New substances are being constantly produced and used, and also ending up in the groundwater and surface water used for the production of drinking water. This regularly raises questions about their potential negative impact on human health. In order to understand the risks presented by contaminants of emerging concern (CECs) in drinking water and its sources, KWR researchers Annemarie van Wezel, Kirsten Baken and Rosa Sjerps conducted a toxicological risk assessment. The resulting scientific paper they wrote, together with former KWR researcher Merijn Schriks of Vitens, has been published in the prestigious journal Environment International.
Collection of measurement data and toxicological information
The researchers collected measurement data from drinking water and drinking water sources throughout the Netherlands, and then compared them with health-based guideline values. In the many instances where these guideline values did not exist, ‘provisional guideline values’ were derived on the basis of recent toxicity data on the detected substances.
Protection through high safety margins
The researchers selected 163 drinking-water relevant CECs that occur in drinking water, groundwater and/or surface water. There was sufficient toxicological information available for 142 CECs, which allowed for the derivation of (provisional) guideline values for them in drinking water.
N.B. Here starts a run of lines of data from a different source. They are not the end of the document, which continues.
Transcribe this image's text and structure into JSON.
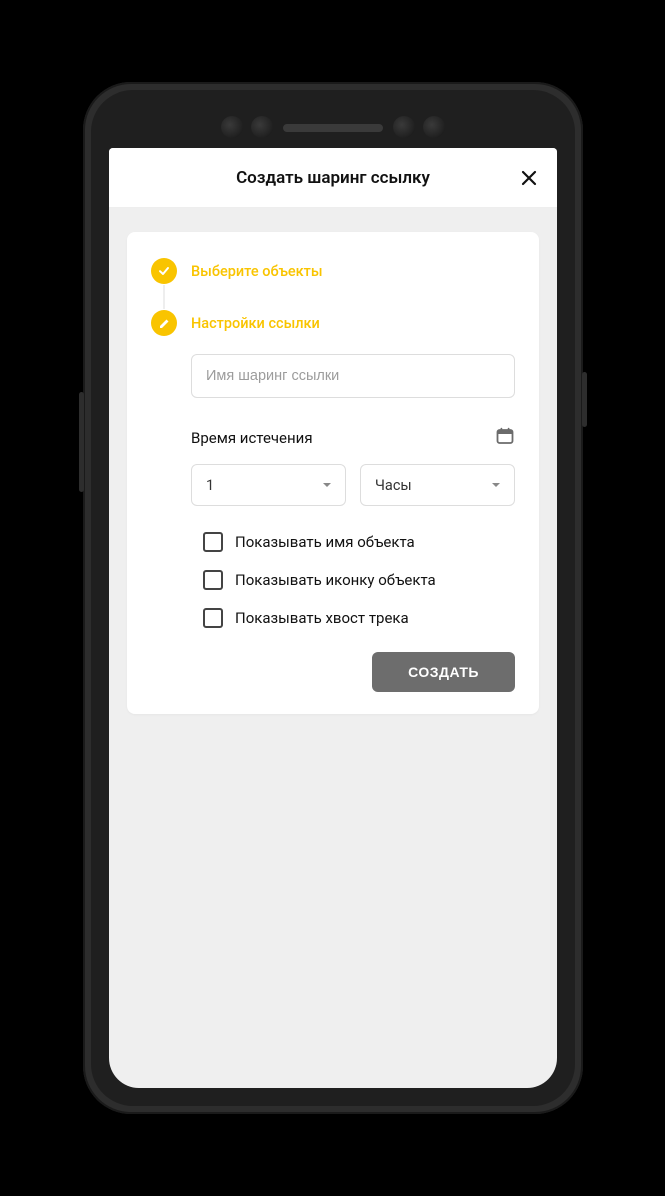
{
  "header": {
    "title": "Создать шаринг ссылку"
  },
  "steps": {
    "select_objects": "Выберите объекты",
    "link_settings": "Настройки ссылки"
  },
  "form": {
    "name_placeholder": "Имя шаринг ссылки",
    "expiration_label": "Время истечения",
    "duration_value": "1",
    "unit_value": "Часы"
  },
  "checks": {
    "show_name": "Показывать имя объекта",
    "show_icon": "Показывать иконку объекта",
    "show_tail": "Показывать хвост трека"
  },
  "actions": {
    "create": "СОЗДАТЬ"
  }
}
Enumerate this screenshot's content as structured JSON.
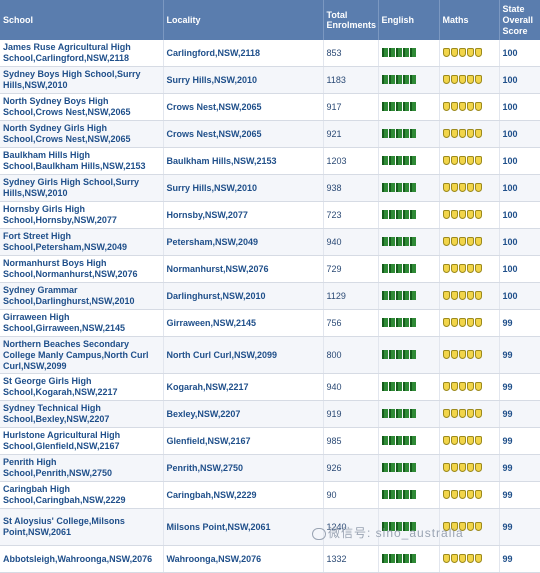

Whenever such information did not exist, a precautionary generic approach – the Threshold of Toxicological Concern (TTC) – was taken for an initial rough screening of the risk. The available TTC levels, derived for food and based on an older toxicological dataset, provide sufficient protection regarding the relevant substances in drinking water.
A great majority of the substances did not occur in concentrations that individually present a human health risk. This applies to the average and to the maximum concentrations measured in both drinking water and in the sources used; the safety margins are generally high. But for a very limited number of substances, a health risk could not be excluded a priori, so that the researchers recommend that these be subjected to supplementary monitoring.